EnviroHouse is home to more than just garbage

By Paul Schrag on July 2, 2009

Trash art has gone eco. We’re not talking the kind of trash art that emerged out of Baltimore in the late ‘80s, or the self-indulgent wallowing you’ll find in emo-goth basement dives. This is trash on a mission. Next time you’re headed to the Tacoma landfill, take a side journey over to EnviroHouse, which is a work of art in and of itself.

Sponsored and produced by the City of Tacoma, EnviroHouse is a model home showcasing green building and natural landscape ideas, materials and techniques. A tour through EnviroHouse is a tour through 21st century building. A showcase of local companies that have jumped on the soon-to-be $10 billion green building market, EnviroHouse offers visitors a chance to see green building and sustainable living products in action, featuring more than 150 green interior, exterior and landscape concepts that can be put to use by anyone looking to build a home.

In addition to more than 150 green building tidbits, EnviroHouse features an ongoing, rotating art exhibit, installed by local artists who use existing or so-called found materials in their work. All works showcased at EnviroHouse feature artwork made from more than 95 percent salvaged materials. Currently on display are pieces from UPS graduate Lucy Carpenter and sculptor Loran Scruggs. 

Carpenter’s installation, Plastics in Our Food Chain: When We Become Our Waste, explores the cozy physical relationship we have with our waste. You know all those plastic bags you take home from the grocery store? Carpenter has collected hundreds of them and woven them into human organs. Chicken wire and Safeway bags have been fashioned into a three-foot-tall human heart in an attempt to illustrate how the chain of human consumption strikes closer to home than we may realize — right at the heart of our existence, if you’ll excuse the pun. Carpenter points out that tons of waste plastics are dumped in oceans each year, and that those plastics, and the chemicals in them, eventually end up right back in our bodies. Chemicals already present in the ocean, such as DDT, bond to the plastics, she explains in her description of the work. Through continual exposure to the sun, the plastics photo-degrade into smaller pieces of plastic that are mistaken for plankton by various sea creatures, which larger pieces are mistaken for jellyfish and eaten by birds. The plastics enter the food chains — swallowed up by fish and other wildlife — and often end up right back on our dinner tables in one form or another.

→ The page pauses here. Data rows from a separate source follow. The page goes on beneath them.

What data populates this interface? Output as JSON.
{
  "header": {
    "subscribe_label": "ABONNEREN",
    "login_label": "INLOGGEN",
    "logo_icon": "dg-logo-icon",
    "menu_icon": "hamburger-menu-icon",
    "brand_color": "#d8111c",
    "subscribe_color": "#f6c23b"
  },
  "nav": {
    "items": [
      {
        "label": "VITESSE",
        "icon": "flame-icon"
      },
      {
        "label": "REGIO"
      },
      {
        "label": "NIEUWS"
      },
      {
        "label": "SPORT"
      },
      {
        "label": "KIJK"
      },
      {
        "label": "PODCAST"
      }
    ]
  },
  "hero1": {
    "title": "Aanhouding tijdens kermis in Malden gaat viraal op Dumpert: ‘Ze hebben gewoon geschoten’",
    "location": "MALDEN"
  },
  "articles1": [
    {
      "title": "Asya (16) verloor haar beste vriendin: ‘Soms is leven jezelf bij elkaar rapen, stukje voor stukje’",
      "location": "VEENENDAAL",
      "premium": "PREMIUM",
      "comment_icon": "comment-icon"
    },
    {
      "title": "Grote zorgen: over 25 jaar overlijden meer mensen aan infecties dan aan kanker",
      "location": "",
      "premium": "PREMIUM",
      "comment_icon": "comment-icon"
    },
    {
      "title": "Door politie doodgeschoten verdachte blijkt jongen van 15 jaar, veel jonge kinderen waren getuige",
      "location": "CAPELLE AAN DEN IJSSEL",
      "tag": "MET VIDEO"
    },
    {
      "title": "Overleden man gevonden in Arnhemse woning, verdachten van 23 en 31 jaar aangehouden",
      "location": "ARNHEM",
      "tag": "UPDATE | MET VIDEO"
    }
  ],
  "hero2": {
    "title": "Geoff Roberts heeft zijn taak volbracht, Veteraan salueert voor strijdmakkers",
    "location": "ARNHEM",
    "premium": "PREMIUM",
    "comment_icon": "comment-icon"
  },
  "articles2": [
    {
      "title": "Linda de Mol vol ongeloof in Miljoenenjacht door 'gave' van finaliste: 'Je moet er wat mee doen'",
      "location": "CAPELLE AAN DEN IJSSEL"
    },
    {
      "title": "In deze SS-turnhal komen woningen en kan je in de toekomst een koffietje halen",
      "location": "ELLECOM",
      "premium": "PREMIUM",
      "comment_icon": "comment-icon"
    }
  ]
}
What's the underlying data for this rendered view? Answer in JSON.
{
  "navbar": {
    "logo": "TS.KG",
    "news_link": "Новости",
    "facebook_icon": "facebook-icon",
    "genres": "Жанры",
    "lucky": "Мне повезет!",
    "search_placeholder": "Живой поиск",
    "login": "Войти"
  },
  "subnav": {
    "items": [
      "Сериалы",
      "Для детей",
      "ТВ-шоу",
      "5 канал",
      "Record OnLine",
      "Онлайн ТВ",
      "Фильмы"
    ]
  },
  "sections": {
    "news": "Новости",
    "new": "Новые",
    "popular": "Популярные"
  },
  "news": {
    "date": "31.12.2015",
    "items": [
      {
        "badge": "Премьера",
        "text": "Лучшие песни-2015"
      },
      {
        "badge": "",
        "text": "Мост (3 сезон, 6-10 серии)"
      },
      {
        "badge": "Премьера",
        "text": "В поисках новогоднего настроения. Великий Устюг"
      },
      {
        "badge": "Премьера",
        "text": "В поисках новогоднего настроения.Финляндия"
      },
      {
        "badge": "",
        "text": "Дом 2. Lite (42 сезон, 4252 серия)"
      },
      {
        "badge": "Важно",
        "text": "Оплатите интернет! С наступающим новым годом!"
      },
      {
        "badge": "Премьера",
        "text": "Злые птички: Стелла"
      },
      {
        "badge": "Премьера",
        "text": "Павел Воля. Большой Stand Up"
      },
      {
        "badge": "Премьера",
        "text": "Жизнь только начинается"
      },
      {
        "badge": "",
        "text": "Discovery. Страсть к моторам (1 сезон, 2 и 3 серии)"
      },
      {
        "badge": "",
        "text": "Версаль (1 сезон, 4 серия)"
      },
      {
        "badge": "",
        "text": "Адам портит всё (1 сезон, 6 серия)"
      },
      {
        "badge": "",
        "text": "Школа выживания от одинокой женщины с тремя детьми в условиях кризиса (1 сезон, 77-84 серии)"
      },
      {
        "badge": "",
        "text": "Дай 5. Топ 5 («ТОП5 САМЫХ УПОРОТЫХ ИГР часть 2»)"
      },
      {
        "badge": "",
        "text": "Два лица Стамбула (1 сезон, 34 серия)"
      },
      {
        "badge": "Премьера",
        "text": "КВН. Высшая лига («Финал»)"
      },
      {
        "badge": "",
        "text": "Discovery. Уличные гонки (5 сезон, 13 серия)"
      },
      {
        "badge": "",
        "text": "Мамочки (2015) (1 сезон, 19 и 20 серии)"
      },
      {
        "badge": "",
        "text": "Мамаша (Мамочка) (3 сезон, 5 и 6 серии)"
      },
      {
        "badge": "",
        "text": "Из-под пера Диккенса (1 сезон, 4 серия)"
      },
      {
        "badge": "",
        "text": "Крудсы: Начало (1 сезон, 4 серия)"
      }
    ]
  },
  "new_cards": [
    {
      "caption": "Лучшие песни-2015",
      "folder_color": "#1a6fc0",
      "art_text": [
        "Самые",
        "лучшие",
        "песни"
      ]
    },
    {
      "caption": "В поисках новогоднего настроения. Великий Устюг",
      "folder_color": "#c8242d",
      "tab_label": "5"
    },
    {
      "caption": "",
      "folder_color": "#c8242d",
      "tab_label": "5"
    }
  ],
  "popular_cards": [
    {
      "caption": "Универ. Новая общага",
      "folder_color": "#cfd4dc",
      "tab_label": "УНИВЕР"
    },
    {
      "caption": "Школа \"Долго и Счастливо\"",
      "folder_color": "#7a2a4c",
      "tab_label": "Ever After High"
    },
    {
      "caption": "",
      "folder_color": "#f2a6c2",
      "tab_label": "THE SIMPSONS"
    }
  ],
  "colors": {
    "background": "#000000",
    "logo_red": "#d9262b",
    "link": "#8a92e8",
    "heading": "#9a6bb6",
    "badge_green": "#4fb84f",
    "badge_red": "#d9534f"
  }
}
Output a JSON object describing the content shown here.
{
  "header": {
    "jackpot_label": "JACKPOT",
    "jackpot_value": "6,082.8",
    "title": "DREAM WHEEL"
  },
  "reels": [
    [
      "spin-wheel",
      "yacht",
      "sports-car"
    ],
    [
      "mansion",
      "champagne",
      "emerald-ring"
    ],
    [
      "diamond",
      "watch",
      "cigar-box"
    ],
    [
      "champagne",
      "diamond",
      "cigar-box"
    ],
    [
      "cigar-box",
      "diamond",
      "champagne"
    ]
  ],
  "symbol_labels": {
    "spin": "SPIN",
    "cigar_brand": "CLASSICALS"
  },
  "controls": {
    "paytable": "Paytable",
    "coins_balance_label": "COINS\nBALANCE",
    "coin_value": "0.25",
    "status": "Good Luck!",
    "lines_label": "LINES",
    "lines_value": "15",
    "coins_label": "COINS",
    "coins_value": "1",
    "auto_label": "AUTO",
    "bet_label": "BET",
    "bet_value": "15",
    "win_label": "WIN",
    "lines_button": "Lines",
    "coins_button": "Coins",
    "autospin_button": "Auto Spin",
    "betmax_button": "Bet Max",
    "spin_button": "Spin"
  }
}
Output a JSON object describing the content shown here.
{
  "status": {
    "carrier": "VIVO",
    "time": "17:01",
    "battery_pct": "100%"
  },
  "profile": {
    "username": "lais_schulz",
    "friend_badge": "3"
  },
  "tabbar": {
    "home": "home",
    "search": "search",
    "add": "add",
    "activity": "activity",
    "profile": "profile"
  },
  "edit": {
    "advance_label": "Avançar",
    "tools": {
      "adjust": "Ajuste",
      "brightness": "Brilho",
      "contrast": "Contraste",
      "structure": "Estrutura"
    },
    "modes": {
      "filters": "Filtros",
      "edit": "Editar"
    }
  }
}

Carpenter characterizes her work as a statement about the hidden, negative effects of human consumption.

Scruggs work isn’t so morbid, seeking rather to use color and a spirit of play to transform waste products into things of beauty, largely inspired by tin can work created in Mexico and Africa. In the case of her EnviroHouse installation, Scruggs has taken tin cans, recycled wood and rivets and cut them into dazzling portraits and sculpture. Patron Saint of the Blind and the Bringer of Summer Light Back is an intricate portrait of the artist, set in a magical landscape.

“We have so much stuff in the U.S.,” she says in a description of her work. “What is a raw material? These objects are about slowing down our ‘Throw it out and buy another’ culture.”

[EnviroHouse, artists Lucy Carpenter and Loran Scruggs transformed discarded items into works of art, through mid-September, Wednesday.-Friday 10 a.m. to 3 p.m., Saturday-Sunday 11 a.m. to 5p.m., free, Tacoma Landfill, 3510 S. Mullen St., Tacoma, 253.573.2426]